**Provided data:**
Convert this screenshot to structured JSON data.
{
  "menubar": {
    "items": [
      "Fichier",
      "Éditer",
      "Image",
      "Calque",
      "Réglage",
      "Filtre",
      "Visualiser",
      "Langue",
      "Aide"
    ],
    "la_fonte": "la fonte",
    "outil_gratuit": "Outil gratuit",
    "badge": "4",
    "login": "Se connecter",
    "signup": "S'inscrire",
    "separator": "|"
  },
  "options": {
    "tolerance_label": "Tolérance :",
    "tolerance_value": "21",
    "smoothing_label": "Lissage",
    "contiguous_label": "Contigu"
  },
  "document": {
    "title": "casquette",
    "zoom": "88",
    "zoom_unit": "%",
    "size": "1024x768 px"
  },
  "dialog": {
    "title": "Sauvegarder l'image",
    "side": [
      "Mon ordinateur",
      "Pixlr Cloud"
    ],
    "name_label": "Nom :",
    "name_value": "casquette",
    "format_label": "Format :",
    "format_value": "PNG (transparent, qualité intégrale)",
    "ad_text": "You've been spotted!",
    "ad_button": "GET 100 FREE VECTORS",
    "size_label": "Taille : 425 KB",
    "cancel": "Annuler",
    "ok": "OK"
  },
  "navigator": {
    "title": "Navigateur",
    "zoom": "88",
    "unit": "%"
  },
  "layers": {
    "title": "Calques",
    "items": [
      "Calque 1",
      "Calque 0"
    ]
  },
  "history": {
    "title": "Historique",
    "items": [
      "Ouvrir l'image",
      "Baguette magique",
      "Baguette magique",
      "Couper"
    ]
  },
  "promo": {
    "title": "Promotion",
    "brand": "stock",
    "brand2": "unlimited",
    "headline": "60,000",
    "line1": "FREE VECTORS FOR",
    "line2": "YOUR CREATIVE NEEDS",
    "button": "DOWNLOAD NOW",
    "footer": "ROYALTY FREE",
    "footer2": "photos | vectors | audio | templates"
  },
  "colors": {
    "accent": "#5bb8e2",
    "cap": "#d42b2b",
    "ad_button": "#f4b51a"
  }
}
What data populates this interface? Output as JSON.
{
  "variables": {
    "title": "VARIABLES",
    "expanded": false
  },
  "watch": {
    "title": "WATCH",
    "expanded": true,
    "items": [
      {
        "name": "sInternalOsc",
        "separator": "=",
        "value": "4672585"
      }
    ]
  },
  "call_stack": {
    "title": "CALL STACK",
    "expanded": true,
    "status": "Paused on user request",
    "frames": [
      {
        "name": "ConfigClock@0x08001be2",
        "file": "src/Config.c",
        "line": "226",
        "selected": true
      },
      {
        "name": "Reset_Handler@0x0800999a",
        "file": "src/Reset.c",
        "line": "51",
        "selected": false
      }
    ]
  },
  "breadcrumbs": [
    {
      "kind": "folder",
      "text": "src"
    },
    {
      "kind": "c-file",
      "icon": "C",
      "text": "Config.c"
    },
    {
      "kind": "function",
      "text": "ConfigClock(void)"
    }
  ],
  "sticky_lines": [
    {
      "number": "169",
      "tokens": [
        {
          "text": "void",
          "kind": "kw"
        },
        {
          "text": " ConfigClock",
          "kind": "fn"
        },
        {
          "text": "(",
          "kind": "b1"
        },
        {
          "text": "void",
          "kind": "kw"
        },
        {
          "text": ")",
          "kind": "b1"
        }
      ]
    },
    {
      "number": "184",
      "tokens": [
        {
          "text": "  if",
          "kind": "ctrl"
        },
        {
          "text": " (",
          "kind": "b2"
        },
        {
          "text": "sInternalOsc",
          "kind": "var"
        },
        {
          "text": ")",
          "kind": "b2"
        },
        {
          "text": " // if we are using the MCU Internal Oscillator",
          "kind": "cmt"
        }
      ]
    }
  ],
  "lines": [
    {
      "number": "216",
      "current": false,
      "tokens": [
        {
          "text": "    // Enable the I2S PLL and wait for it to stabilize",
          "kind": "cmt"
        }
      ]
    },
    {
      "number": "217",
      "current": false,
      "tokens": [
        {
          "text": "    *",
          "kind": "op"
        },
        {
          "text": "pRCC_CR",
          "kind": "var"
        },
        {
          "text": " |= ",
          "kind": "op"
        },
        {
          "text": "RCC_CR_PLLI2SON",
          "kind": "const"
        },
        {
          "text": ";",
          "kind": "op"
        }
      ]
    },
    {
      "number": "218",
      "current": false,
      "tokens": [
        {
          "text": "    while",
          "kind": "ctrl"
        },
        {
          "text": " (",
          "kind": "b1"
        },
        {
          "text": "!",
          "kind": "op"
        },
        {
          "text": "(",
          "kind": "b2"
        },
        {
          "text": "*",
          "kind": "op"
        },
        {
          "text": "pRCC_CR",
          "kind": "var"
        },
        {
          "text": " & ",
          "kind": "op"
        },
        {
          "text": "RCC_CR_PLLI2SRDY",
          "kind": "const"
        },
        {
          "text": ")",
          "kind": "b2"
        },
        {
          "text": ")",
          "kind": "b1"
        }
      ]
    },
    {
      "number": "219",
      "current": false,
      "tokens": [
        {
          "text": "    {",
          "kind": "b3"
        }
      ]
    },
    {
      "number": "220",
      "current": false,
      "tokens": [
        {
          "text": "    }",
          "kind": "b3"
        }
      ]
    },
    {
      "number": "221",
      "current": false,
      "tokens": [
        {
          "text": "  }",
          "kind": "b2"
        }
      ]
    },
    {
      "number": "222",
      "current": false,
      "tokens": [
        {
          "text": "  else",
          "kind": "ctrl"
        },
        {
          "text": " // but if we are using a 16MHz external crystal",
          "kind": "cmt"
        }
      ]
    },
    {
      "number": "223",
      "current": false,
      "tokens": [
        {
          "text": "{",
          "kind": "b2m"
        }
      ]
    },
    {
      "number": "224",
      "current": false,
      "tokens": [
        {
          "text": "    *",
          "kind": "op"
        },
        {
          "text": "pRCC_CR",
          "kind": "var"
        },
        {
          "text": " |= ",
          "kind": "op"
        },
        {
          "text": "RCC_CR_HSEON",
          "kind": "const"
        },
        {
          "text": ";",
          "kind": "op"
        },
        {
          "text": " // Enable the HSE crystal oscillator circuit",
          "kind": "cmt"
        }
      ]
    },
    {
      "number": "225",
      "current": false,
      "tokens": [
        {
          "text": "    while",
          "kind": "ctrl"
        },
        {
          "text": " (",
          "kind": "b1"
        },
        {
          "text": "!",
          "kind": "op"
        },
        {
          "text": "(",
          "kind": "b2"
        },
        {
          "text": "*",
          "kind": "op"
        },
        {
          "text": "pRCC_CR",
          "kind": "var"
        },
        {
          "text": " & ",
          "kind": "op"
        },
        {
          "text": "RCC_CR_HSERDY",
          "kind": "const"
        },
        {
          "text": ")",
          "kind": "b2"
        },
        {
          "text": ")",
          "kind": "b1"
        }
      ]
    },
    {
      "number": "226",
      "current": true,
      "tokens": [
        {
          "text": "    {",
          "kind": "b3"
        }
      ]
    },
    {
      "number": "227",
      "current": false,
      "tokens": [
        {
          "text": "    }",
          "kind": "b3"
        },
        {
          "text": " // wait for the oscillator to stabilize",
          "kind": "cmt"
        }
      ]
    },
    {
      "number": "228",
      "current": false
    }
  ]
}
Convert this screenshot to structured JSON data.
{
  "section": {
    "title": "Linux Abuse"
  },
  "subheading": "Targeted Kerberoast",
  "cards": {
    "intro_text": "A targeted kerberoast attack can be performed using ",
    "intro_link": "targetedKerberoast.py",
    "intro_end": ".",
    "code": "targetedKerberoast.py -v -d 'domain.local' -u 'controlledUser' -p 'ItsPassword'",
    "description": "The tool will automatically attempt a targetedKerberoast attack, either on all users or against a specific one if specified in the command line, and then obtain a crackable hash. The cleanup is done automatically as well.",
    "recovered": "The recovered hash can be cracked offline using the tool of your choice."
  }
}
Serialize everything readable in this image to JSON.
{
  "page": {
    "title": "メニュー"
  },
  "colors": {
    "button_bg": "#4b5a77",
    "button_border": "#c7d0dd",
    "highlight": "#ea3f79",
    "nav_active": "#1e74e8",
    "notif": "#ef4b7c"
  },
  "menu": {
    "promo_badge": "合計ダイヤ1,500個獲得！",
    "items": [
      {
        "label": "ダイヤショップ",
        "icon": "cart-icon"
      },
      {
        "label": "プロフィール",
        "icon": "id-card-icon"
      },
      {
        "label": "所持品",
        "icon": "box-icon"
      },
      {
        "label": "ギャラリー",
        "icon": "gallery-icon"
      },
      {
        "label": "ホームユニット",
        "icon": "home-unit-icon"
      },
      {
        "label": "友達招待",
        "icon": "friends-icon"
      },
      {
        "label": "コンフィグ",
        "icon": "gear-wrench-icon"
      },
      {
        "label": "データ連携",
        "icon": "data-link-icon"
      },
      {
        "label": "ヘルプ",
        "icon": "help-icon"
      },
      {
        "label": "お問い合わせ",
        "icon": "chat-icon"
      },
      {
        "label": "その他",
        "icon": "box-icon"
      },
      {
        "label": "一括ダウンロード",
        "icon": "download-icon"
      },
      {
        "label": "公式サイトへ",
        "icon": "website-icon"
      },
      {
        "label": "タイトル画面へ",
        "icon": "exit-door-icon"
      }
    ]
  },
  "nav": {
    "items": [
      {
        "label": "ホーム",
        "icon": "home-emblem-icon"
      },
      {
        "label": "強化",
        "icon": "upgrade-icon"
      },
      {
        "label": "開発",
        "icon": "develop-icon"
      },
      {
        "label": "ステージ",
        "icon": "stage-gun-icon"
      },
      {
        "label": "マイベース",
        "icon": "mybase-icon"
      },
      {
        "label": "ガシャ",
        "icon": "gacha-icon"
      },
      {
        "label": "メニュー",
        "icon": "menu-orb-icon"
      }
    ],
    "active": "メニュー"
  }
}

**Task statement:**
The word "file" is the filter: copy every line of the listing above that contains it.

**Solution below:**
        "file": "src/Config.c",
        "file": "src/Reset.c",
      "kind": "c-file",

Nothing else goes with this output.